[Dataset rows describing interfaces]
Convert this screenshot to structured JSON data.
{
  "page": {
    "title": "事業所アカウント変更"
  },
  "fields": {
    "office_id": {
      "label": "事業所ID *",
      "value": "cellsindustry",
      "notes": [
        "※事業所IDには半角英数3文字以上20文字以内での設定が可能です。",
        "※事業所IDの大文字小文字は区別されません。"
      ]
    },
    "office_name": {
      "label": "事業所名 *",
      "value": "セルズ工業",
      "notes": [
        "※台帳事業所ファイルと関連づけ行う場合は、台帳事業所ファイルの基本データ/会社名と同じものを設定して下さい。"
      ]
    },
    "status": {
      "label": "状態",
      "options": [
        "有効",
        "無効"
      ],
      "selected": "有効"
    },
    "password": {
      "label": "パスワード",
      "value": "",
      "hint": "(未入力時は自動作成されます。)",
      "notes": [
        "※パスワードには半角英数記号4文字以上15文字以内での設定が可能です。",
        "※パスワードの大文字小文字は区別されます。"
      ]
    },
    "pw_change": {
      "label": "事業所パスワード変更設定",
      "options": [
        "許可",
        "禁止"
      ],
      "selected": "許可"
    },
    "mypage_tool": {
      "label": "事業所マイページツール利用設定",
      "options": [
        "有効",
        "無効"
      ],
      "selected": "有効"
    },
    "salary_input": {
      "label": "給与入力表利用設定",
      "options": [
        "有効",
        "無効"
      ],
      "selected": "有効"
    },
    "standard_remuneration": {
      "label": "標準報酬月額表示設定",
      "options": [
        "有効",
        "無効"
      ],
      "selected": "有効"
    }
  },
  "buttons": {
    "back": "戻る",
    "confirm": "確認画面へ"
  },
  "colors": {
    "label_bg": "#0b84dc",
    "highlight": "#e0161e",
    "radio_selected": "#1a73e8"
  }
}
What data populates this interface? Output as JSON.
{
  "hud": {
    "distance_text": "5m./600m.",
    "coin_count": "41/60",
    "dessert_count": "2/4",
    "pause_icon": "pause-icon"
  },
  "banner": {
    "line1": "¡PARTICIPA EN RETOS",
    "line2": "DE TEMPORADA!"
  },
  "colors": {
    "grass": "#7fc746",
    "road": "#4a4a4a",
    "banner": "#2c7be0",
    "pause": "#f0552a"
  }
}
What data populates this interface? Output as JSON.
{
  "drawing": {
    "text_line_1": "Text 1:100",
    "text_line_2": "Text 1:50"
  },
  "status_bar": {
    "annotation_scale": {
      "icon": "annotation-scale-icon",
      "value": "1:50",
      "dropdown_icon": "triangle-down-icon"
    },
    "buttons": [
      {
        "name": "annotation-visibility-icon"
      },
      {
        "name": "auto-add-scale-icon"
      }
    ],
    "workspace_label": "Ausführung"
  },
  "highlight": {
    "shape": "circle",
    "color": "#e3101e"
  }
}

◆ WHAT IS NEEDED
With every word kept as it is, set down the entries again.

◆ ANSWER SPACE
Convert this screenshot to structured JSON data.
{
  "page": {
    "title": "事業所アカウント変更"
  },
  "fields": {
    "office_id": {
      "label": "事業所ID *",
      "value": "cellsindustry",
      "notes": [
        "※事業所IDには半角英数3文字以上20文字以内での設定が可能です。",
        "※事業所IDの大文字小文字は区別されません。"
      ]
    },
    "office_name": {
      "label": "事業所名 *",
      "value": "セルズ工業",
      "notes": [
        "※台帳事業所ファイルと関連づけ行う場合は、台帳事業所ファイルの基本データ/会社名と同じものを設定して下さい。"
      ]
    },
    "status": {
      "label": "状態",
      "options": [
        "有効",
        "無効"
      ],
      "selected": "有効"
    },
    "password": {
      "label": "パスワード",
      "value": "",
      "hint": "(未入力時は自動作成されます。)",
      "notes": [
        "※パスワードには半角英数記号4文字以上15文字以内での設定が可能です。",
        "※パスワードの大文字小文字は区別されます。"
      ]
    },
    "pw_change": {
      "label": "事業所パスワード変更設定",
      "options": [
        "許可",
        "禁止"
      ],
      "selected": "許可"
    },
    "mypage_tool": {
      "label": "事業所マイページツール利用設定",
      "options": [
        "有効",
        "無効"
      ],
      "selected": "有効"
    },
    "salary_input": {
      "label": "給与入力表利用設定",
      "options": [
        "有効",
        "無効"
      ],
      "selected": "有効"
    },
    "standard_remuneration": {
      "label": "標準報酬月額表示設定",
      "options": [
        "有効",
        "無効"
      ],
      "selected": "有効"
    }
  },
  "buttons": {
    "back": "戻る",
    "confirm": "確認画面へ"
  },
  "colors": {
    "label_bg": "#0b84dc",
    "highlight": "#e0161e",
    "radio_selected": "#1a73e8"
  }
}
What data populates this interface? Output as JSON.
{
  "hud": {
    "distance_text": "5m./600m.",
    "coin_count": "41/60",
    "dessert_count": "2/4",
    "pause_icon": "pause-icon"
  },
  "banner": {
    "line1": "¡PARTICIPA EN RETOS",
    "line2": "DE TEMPORADA!"
  },
  "colors": {
    "grass": "#7fc746",
    "road": "#4a4a4a",
    "banner": "#2c7be0",
    "pause": "#f0552a"
  }
}
What data populates this interface? Output as JSON.
{
  "drawing": {
    "text_line_1": "Text 1:100",
    "text_line_2": "Text 1:50"
  },
  "status_bar": {
    "annotation_scale": {
      "icon": "annotation-scale-icon",
      "value": "1:50",
      "dropdown_icon": "triangle-down-icon"
    },
    "buttons": [
      {
        "name": "annotation-visibility-icon"
      },
      {
        "name": "auto-add-scale-icon"
      }
    ],
    "workspace_label": "Ausführung"
  },
  "highlight": {
    "shape": "circle",
    "color": "#e3101e"
  }
}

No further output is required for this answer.